> **BRIEF**: Isolate every line in the data with the string "where" and copy it.

> **DATA SHOWN**:
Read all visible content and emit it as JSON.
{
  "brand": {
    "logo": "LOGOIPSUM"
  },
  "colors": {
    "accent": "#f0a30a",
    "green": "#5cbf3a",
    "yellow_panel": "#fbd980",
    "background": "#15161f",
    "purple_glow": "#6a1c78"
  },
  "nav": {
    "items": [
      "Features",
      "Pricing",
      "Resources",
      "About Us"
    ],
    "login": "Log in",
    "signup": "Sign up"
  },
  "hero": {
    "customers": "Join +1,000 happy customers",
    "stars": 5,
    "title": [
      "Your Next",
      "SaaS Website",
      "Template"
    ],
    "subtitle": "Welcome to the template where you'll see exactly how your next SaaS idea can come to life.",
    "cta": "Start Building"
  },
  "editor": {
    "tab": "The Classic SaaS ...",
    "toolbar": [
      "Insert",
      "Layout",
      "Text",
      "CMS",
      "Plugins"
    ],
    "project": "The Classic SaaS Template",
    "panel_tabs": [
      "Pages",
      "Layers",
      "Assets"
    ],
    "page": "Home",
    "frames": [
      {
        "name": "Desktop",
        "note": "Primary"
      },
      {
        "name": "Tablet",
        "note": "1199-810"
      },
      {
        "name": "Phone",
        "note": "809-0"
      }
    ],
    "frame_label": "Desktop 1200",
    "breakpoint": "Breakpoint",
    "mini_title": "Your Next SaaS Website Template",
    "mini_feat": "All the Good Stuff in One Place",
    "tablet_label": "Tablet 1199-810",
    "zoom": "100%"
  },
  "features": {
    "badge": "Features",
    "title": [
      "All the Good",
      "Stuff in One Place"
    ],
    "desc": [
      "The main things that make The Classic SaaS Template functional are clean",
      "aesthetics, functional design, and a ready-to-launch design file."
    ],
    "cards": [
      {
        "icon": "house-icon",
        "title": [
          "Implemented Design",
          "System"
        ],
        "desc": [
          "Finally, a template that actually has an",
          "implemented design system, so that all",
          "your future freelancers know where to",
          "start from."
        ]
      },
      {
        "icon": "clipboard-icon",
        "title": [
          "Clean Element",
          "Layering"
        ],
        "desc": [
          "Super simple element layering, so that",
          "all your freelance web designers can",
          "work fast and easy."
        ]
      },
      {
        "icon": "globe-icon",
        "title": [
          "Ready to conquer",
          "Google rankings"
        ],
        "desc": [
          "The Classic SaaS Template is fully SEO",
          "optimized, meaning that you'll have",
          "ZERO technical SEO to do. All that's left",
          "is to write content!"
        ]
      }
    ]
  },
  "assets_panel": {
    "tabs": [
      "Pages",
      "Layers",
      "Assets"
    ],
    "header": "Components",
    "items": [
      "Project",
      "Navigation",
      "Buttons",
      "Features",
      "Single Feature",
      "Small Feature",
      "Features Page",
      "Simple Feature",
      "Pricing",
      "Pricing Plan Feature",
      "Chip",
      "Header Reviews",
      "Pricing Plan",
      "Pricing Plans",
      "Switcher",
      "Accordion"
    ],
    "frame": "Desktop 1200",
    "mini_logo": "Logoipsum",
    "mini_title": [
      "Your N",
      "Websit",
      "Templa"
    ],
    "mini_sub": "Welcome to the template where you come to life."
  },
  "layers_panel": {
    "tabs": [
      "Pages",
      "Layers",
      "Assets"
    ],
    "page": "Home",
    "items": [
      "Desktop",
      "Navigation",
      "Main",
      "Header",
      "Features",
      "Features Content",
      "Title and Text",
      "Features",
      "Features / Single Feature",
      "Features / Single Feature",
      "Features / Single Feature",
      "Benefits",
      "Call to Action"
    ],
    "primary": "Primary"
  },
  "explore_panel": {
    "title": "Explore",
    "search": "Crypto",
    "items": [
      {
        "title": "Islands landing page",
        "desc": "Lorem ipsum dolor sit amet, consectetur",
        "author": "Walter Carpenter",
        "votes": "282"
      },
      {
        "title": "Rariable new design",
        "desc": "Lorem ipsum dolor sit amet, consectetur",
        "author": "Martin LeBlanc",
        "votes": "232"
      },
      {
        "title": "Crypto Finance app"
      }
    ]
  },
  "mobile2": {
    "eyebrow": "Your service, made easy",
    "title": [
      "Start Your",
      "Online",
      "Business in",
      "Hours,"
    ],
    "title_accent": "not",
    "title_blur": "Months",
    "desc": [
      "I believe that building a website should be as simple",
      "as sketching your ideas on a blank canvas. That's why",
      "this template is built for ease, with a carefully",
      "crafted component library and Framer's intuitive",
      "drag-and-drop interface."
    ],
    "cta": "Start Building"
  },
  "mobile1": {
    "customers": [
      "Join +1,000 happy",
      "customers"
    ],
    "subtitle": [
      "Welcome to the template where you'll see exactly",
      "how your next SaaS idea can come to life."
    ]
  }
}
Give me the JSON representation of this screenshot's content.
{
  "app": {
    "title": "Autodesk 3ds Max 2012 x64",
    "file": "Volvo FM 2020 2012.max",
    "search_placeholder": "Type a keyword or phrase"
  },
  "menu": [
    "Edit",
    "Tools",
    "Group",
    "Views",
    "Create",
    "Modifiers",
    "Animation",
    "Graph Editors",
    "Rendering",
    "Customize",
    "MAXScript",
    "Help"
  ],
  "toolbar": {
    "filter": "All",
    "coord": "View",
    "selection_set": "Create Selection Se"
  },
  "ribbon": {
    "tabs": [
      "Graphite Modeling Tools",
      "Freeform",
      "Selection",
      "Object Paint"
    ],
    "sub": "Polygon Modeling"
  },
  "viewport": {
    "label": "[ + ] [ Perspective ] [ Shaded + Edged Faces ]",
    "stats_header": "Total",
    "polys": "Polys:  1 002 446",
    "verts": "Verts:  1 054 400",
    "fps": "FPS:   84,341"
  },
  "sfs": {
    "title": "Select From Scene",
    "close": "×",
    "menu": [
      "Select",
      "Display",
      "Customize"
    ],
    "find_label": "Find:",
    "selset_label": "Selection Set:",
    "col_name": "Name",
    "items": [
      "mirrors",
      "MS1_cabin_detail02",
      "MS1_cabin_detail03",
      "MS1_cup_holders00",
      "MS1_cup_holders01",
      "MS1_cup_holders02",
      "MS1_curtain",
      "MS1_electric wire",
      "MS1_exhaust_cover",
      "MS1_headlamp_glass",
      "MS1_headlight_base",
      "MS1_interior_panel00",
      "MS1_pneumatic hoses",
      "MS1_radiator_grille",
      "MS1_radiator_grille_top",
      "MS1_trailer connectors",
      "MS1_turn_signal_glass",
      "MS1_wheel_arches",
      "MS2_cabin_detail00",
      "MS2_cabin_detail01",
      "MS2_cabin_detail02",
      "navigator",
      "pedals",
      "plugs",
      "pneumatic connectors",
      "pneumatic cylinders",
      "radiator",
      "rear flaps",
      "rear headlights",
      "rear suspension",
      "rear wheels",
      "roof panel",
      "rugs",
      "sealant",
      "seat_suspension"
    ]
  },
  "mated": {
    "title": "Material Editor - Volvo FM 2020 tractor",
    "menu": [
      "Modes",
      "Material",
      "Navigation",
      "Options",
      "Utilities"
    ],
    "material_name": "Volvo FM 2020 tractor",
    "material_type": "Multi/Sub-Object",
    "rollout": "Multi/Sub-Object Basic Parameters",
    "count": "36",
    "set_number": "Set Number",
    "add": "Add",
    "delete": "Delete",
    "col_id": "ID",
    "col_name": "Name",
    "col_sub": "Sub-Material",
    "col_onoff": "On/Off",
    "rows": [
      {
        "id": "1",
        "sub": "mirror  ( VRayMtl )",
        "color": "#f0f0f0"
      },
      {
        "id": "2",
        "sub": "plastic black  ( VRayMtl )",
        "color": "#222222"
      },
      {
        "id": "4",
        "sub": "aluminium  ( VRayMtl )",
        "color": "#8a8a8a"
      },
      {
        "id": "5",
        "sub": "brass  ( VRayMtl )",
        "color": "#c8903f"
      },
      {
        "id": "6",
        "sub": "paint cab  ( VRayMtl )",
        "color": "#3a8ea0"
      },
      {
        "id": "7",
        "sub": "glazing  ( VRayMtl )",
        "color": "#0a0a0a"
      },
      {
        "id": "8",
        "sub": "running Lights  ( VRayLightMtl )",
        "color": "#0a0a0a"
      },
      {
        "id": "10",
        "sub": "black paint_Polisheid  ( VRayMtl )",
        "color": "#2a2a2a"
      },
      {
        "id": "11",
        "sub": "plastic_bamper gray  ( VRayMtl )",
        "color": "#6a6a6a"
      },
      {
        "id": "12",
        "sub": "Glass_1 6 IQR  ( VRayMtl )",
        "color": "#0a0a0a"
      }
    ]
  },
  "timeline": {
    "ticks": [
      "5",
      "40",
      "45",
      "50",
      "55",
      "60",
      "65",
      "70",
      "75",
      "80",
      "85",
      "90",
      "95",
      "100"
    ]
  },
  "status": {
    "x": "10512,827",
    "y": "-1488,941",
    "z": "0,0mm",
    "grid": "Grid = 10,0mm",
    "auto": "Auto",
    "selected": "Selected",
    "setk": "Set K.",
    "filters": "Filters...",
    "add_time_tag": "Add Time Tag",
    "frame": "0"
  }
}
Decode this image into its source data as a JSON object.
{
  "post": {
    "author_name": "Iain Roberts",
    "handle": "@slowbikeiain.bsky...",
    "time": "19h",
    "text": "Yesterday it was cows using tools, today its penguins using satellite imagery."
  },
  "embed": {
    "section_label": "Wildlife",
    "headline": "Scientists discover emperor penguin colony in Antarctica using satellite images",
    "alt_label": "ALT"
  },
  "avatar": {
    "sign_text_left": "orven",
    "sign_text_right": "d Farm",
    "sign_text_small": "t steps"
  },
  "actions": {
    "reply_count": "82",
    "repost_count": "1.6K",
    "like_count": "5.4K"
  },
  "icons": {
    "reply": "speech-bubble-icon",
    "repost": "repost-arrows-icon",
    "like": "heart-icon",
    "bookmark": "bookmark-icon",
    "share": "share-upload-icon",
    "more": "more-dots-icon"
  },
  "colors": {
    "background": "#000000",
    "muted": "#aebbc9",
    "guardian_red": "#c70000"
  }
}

> **EXERCISE OUTPUT**:
    "subtitle": "Welcome to the template where you'll see exactly how your next SaaS idea can come to life.",
          "your future freelancers know where to",
    "mini_sub": "Welcome to the template where you come to life."
      "Welcome to the template where you'll see exactly",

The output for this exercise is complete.